[Opening Recorded data section]

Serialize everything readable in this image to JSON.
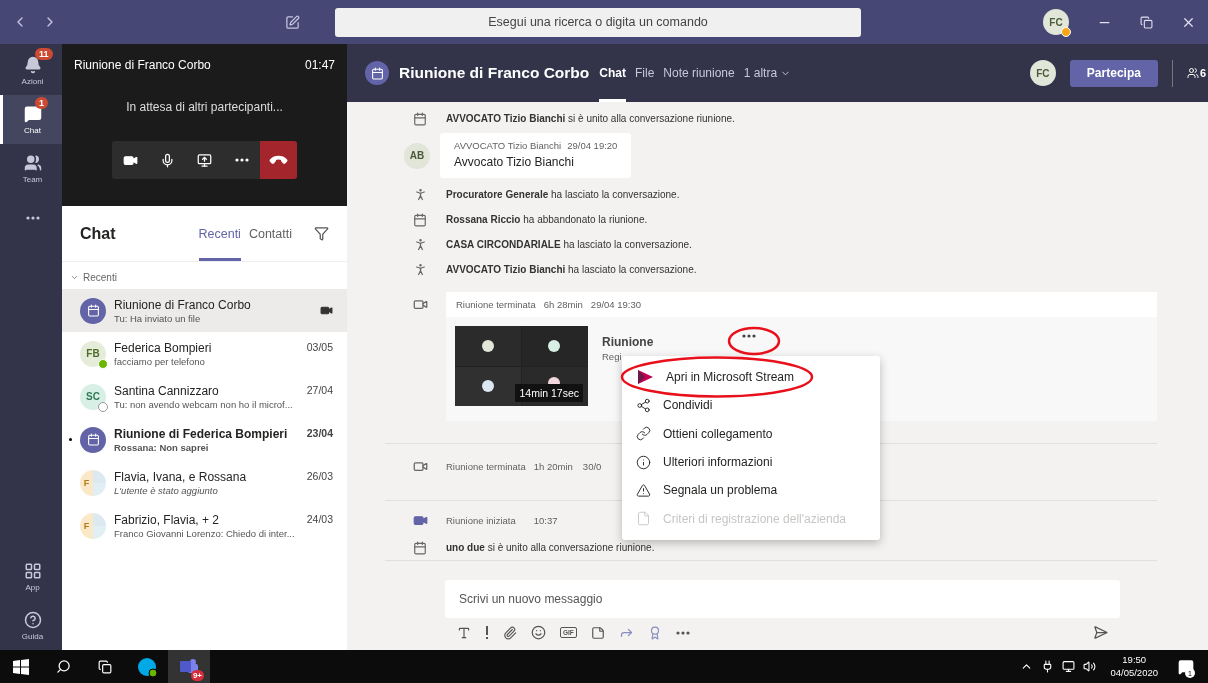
{
  "title_bar": {
    "search_placeholder": "Esegui una ricerca o digita un comando",
    "avatar": "FC"
  },
  "rail": {
    "items": [
      {
        "kind": "bell",
        "label": "Azioni",
        "badge": "11",
        "selected": false
      },
      {
        "kind": "chat",
        "label": "Chat",
        "badge": "1",
        "selected": true
      },
      {
        "kind": "team",
        "label": "Team",
        "selected": false
      },
      {
        "kind": "more",
        "selected": false
      }
    ],
    "bottom": [
      {
        "kind": "apps",
        "label": "App"
      },
      {
        "kind": "help",
        "label": "Guida"
      }
    ]
  },
  "call": {
    "title": "Riunione di Franco Corbo",
    "time": "01:47",
    "status": "In attesa di altri partecipanti..."
  },
  "chat_list": {
    "title": "Chat",
    "tabs": [
      {
        "label": "Recenti",
        "selected": true
      },
      {
        "label": "Contatti",
        "selected": false
      }
    ],
    "section": "Recenti",
    "items": [
      {
        "avatar": {
          "kind": "meeting"
        },
        "title": "Riunione di Franco Corbo",
        "preview": "Tu: Ha inviato un file",
        "selected": true,
        "unread": false,
        "system_preview": false,
        "in_call": true
      },
      {
        "avatar": {
          "kind": "initials",
          "initials": "FB",
          "available": true
        },
        "title": "Federica Bompieri",
        "date": "03/05",
        "preview": "facciamo per telefono",
        "selected": false,
        "unread": false,
        "system_preview": false,
        "in_call": false
      },
      {
        "avatar": {
          "kind": "initials",
          "initials": "SC",
          "available": false
        },
        "title": "Santina Cannizzaro",
        "date": "27/04",
        "preview": "Tu: non avendo webcam non ho il microf...",
        "selected": false,
        "unread": false,
        "system_preview": false,
        "in_call": false
      },
      {
        "avatar": {
          "kind": "meeting"
        },
        "title": "Riunione di Federica Bompieri",
        "date": "23/04",
        "preview": "Rossana: Non saprei",
        "selected": false,
        "unread": true,
        "system_preview": false,
        "in_call": false
      },
      {
        "avatar": {
          "kind": "group",
          "initial": "F"
        },
        "title": "Flavia, Ivana, e Rossana",
        "date": "26/03",
        "preview": "L'utente è stato aggiunto",
        "selected": false,
        "unread": false,
        "system_preview": true,
        "in_call": false
      },
      {
        "avatar": {
          "kind": "group",
          "initial": "F"
        },
        "title": "Fabrizio, Flavia, + 2",
        "date": "24/03",
        "preview": "Franco Giovanni Lorenzo: Chiedo di inter...",
        "selected": false,
        "unread": false,
        "system_preview": false,
        "in_call": false
      }
    ]
  },
  "header": {
    "title": "Riunione di Franco Corbo",
    "tabs": [
      {
        "label": "Chat",
        "selected": true,
        "dropdown": false
      },
      {
        "label": "File",
        "selected": false,
        "dropdown": false
      },
      {
        "label": "Note riunione",
        "selected": false,
        "dropdown": false
      },
      {
        "label": "1 altra",
        "selected": false,
        "dropdown": true
      }
    ],
    "avatar": "FC",
    "join_button": "Partecipa",
    "participants": "6"
  },
  "conversation": [
    {
      "kind": "join",
      "text": "**AVVOCATO Tizio Bianchi** si è unito alla conversazione riunione."
    },
    {
      "kind": "message",
      "avatar": "AB",
      "author": "AVVOCATO Tizio Bianchi",
      "time": "29/04 19:20",
      "text": "Avvocato Tizio Bianchi"
    },
    {
      "kind": "leave",
      "text": "**Procuratore Generale** ha lasciato la conversazione."
    },
    {
      "kind": "join",
      "text": "**Rossana Riccio** ha abbandonato la riunione."
    },
    {
      "kind": "leave",
      "text": "**CASA CIRCONDARIALE** ha lasciato la conversazione."
    },
    {
      "kind": "leave",
      "text": "**AVVOCATO Tizio Bianchi** ha lasciato la conversazione."
    },
    {
      "kind": "recording",
      "status": "Riunione terminata",
      "duration": "6h 28min",
      "when": "29/04 19:30",
      "title": "Riunione",
      "subtitle": "Regi",
      "length": "14min 17sec"
    },
    {
      "kind": "ended",
      "status": "Riunione terminata",
      "duration": "1h 20min",
      "when": "30/0"
    },
    {
      "kind": "started",
      "status": "Riunione iniziata",
      "when": "10:37"
    },
    {
      "kind": "join",
      "text": "**uno due** si è unito alla conversazione riunione."
    }
  ],
  "compose": {
    "placeholder": "Scrivi un nuovo messaggio",
    "gif": "GIF"
  },
  "context_menu": [
    {
      "kind": "stream",
      "label": "Apri in Microsoft Stream",
      "disabled": false
    },
    {
      "kind": "share",
      "label": "Condividi",
      "disabled": false
    },
    {
      "kind": "link",
      "label": "Ottieni collegamento",
      "disabled": false
    },
    {
      "kind": "info",
      "label": "Ulteriori informazioni",
      "disabled": false
    },
    {
      "kind": "warning",
      "label": "Segnala un problema",
      "disabled": false
    },
    {
      "kind": "file",
      "label": "Criteri di registrazione dell'azienda",
      "disabled": true
    }
  ],
  "taskbar": {
    "teams_badge": "9+",
    "time": "19:50",
    "date": "04/05/2020",
    "notifications": "1"
  }
}
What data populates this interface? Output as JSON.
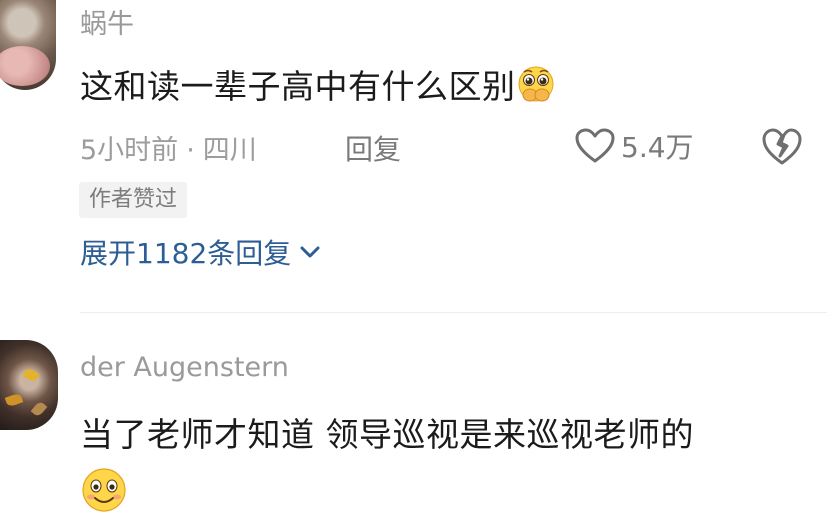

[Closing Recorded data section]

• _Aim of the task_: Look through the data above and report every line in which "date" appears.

• _Exercise answer_:
        "date": "03/05",
        "date": "27/04",
        "date": "23/04",
        "date": "26/03",
        "date": "24/03",
    "date": "04/05/2020",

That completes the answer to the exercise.